Reform postal voting before GE15

AUDREY VIJAINDREN

KUALA LUMPUR: Almost 50 per cent of overseas postal voters had problems with the registration process during the 14th General Election (GE14). Among issues they faced included poor response and lack of information from the Malaysian foreign missions, last minute rejections, application not processed by the Election Commission (EC) and rejection without reason, according to a recent data collection survey. Global Bersih secretary Nirmala Devi Windgatter these glaring failures by the EC and related bodies showed that EC needed to implement the necessary reforms as soon as possible. “For the first time, we have collected data of overseas postal voters and will submit recommendations to the EC next week to ensure similar hiccups are not repeated in GE15,” she said. Data collected from more than 50 countries, involving 1,620 overseas postal voters during the election period (between April and May this year), revealed that the EC demonstrated incompetence by not processing applications and notifying citizens of their voting status, as well as not providing adequate and timely information on the registration and voting process. “The illogical and impractical timeline for overseas voting has been well documented. “This caused many voters to spend extraordinary time, effort and money in order to get their ballots counted in time for GE14. Some voters in Europe had to pay almost RM500 to post their votes,” she said. Nearly half of the applicants didn’t receive their reply email from the EC to confirm their status, while 234 ballots were incomplete either due to stained ballot, no sealing envelope, wrong or missing information, missing tracking number and last-minute delivery of ballot by the EC. Besides that, the survey also showed that 533 ballots were not returned to Malaysia, mainly due to the fact that there was not enough time to complete the voting process because the ballots arrived too late.

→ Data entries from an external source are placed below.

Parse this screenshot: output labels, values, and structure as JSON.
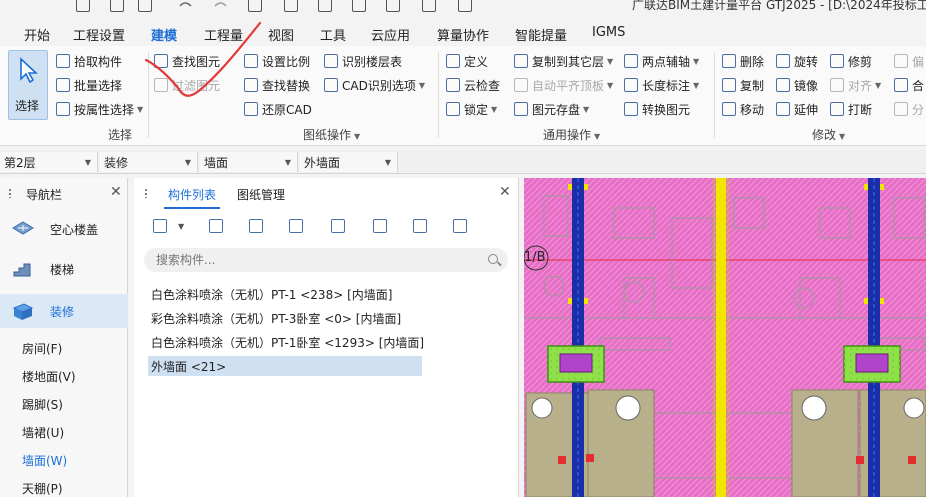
{
  "window": {
    "title": "广联达BIM土建计量平台 GTJ2025 - [D:\\2024年投标工"
  },
  "menu": {
    "tabs": [
      {
        "label": "开始"
      },
      {
        "label": "工程设置"
      },
      {
        "label": "建模",
        "active": true
      },
      {
        "label": "工程量"
      },
      {
        "label": "视图"
      },
      {
        "label": "工具"
      },
      {
        "label": "云应用"
      },
      {
        "label": "算量协作"
      },
      {
        "label": "智能提量"
      },
      {
        "label": "IGMS"
      }
    ]
  },
  "ribbon": {
    "select_group": {
      "label": "选择",
      "select_button": "选择",
      "pick_component": "拾取构件",
      "batch_select": "批量选择",
      "select_by_property": "按属性选择"
    },
    "drawing_group": {
      "label": "图纸操作",
      "find_element": "查找图元",
      "filter_element": "过滤图元",
      "set_scale": "设置比例",
      "find_replace": "查找替换",
      "restore_cad": "还原CAD",
      "identify_floor_table": "识别楼层表",
      "cad_identify_options": "CAD识别选项"
    },
    "general_group": {
      "label": "通用操作",
      "define": "定义",
      "cloud_check": "云检查",
      "lock": "锁定",
      "copy_to_other_floor": "复制到其它层",
      "auto_align_slab": "自动平齐顶板",
      "element_save": "图元存盘",
      "two_point_axis": "两点辅轴",
      "length_dimension": "长度标注",
      "convert_element": "转换图元"
    },
    "modify_group": {
      "label": "修改",
      "delete": "删除",
      "copy": "复制",
      "move": "移动",
      "rotate": "旋转",
      "mirror": "镜像",
      "extend": "延伸",
      "trim": "修剪",
      "align": "对齐",
      "break": "打断",
      "offset": "偏",
      "merge": "合",
      "split": "分"
    }
  },
  "filters": {
    "floor": "第2层",
    "category": "装修",
    "type": "墙面",
    "subtype": "外墙面"
  },
  "nav": {
    "title": "导航栏",
    "items": [
      {
        "label": "空心楼盖"
      },
      {
        "label": "楼梯"
      },
      {
        "label": "装修",
        "active": true
      }
    ],
    "sub_items": [
      {
        "label": "房间(F)"
      },
      {
        "label": "楼地面(V)"
      },
      {
        "label": "踢脚(S)"
      },
      {
        "label": "墙裙(U)"
      },
      {
        "label": "墙面(W)",
        "active": true
      },
      {
        "label": "天棚(P)"
      }
    ]
  },
  "components": {
    "tabs": [
      {
        "label": "构件列表",
        "active": true
      },
      {
        "label": "图纸管理"
      }
    ],
    "search_placeholder": "搜索构件...",
    "items": [
      {
        "label": "白色涂料喷涂（无机）PT-1 <238> [内墙面]"
      },
      {
        "label": "彩色涂料喷涂（无机）PT-3卧室 <0> [内墙面]"
      },
      {
        "label": "白色涂料喷涂（无机）PT-1卧室 <1293> [内墙面]"
      },
      {
        "label": "外墙面 <21>",
        "selected": true
      }
    ]
  },
  "canvas": {
    "axis_label": "1/B",
    "colors": {
      "background": "#e76fc7",
      "wall_blue": "#1a2ea8",
      "wall_yellow": "#f2e600",
      "equipment_green": "#6bd02a"
    }
  },
  "colors": {
    "accent": "#1d6fd6",
    "selection": "#cfe0f3",
    "annotation": "#e23b3b"
  }
}
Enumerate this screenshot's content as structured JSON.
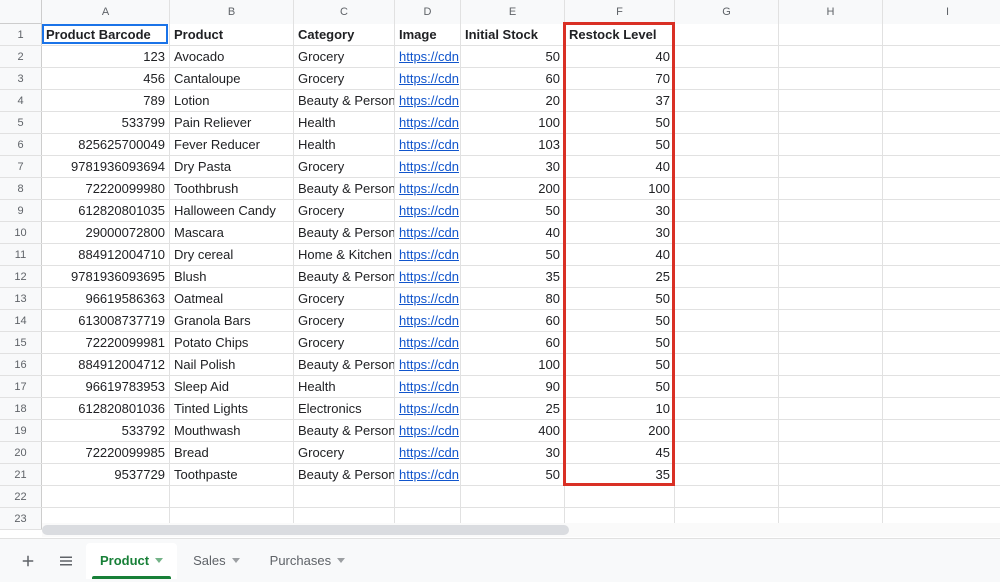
{
  "columns": {
    "letters": [
      "A",
      "B",
      "C",
      "D",
      "E",
      "F",
      "G",
      "H",
      "I"
    ],
    "widths": [
      128,
      124,
      101,
      66,
      104,
      110,
      104,
      104,
      130
    ]
  },
  "headers": {
    "A": "Product Barcode",
    "B": "Product",
    "C": "Category",
    "D": "Image",
    "E": "Initial Stock",
    "F": "Restock Level"
  },
  "link_text": "https://cdn",
  "rows": [
    {
      "barcode": "123",
      "product": "Avocado",
      "category": "Grocery",
      "initial": "50",
      "restock": "40"
    },
    {
      "barcode": "456",
      "product": "Cantaloupe",
      "category": "Grocery",
      "initial": "60",
      "restock": "70"
    },
    {
      "barcode": "789",
      "product": "Lotion",
      "category": "Beauty & Personal",
      "initial": "20",
      "restock": "37"
    },
    {
      "barcode": "533799",
      "product": "Pain Reliever",
      "category": "Health",
      "initial": "100",
      "restock": "50"
    },
    {
      "barcode": "825625700049",
      "product": "Fever Reducer",
      "category": "Health",
      "initial": "103",
      "restock": "50"
    },
    {
      "barcode": "9781936093694",
      "product": "Dry Pasta",
      "category": "Grocery",
      "initial": "30",
      "restock": "40"
    },
    {
      "barcode": "72220099980",
      "product": "Toothbrush",
      "category": "Beauty & Personal",
      "initial": "200",
      "restock": "100"
    },
    {
      "barcode": "612820801035",
      "product": "Halloween Candy",
      "category": "Grocery",
      "initial": "50",
      "restock": "30"
    },
    {
      "barcode": "29000072800",
      "product": "Mascara",
      "category": "Beauty & Personal",
      "initial": "40",
      "restock": "30"
    },
    {
      "barcode": "884912004710",
      "product": "Dry cereal",
      "category": "Home & Kitchen",
      "initial": "50",
      "restock": "40"
    },
    {
      "barcode": "9781936093695",
      "product": "Blush",
      "category": "Beauty & Personal",
      "initial": "35",
      "restock": "25"
    },
    {
      "barcode": "96619586363",
      "product": "Oatmeal",
      "category": "Grocery",
      "initial": "80",
      "restock": "50"
    },
    {
      "barcode": "613008737719",
      "product": "Granola Bars",
      "category": "Grocery",
      "initial": "60",
      "restock": "50"
    },
    {
      "barcode": "72220099981",
      "product": "Potato Chips",
      "category": "Grocery",
      "initial": "60",
      "restock": "50"
    },
    {
      "barcode": "884912004712",
      "product": "Nail Polish",
      "category": "Beauty & Personal",
      "initial": "100",
      "restock": "50"
    },
    {
      "barcode": "96619783953",
      "product": "Sleep Aid",
      "category": "Health",
      "initial": "90",
      "restock": "50"
    },
    {
      "barcode": "612820801036",
      "product": "Tinted Lights",
      "category": "Electronics",
      "initial": "25",
      "restock": "10"
    },
    {
      "barcode": "533792",
      "product": "Mouthwash",
      "category": "Beauty & Personal",
      "initial": "400",
      "restock": "200"
    },
    {
      "barcode": "72220099985",
      "product": "Bread",
      "category": "Grocery",
      "initial": "30",
      "restock": "45"
    },
    {
      "barcode": "9537729",
      "product": "Toothpaste",
      "category": "Beauty & Personal",
      "initial": "50",
      "restock": "35"
    }
  ],
  "empty_rows_below": 2,
  "tabs": {
    "items": [
      {
        "label": "Product",
        "active": true
      },
      {
        "label": "Sales",
        "active": false
      },
      {
        "label": "Purchases",
        "active": false
      }
    ]
  },
  "highlight": {
    "active_cell": "A1",
    "red_box_column": "F",
    "red_box_row_start": 1,
    "red_box_row_end": 21
  }
}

Other reasons were that the express postal fee was too high, voters were unable to find a witness, there was no returning address, and there was no confirmation on the ballot arrival date by the courier company. Four participants also admitted that they didn’t return their ballots because they didn’t feel safe, probably due to a lack of transparency. Nirmala commented that the fact that only a few of the participants felt that the system was unsafe, clearly showed that the majority put their trust in the EC, only to be disappointed by them. “Our recommendations before GE15 are that the voting age be lowered to the age of 18, to implement an automatic voter registration (so as to not repeat registration every election), allocate a minimum of 28 to 30 days campaigning period, and standardise on an on-going basis the system for overseas voter. “We are also calling for the EC to directly take full responsibility for the overseas voting process,” she said. There are approximately 7,979 Malaysian voters overseas, according to the EC. © New Straits Times Press (M) Bhd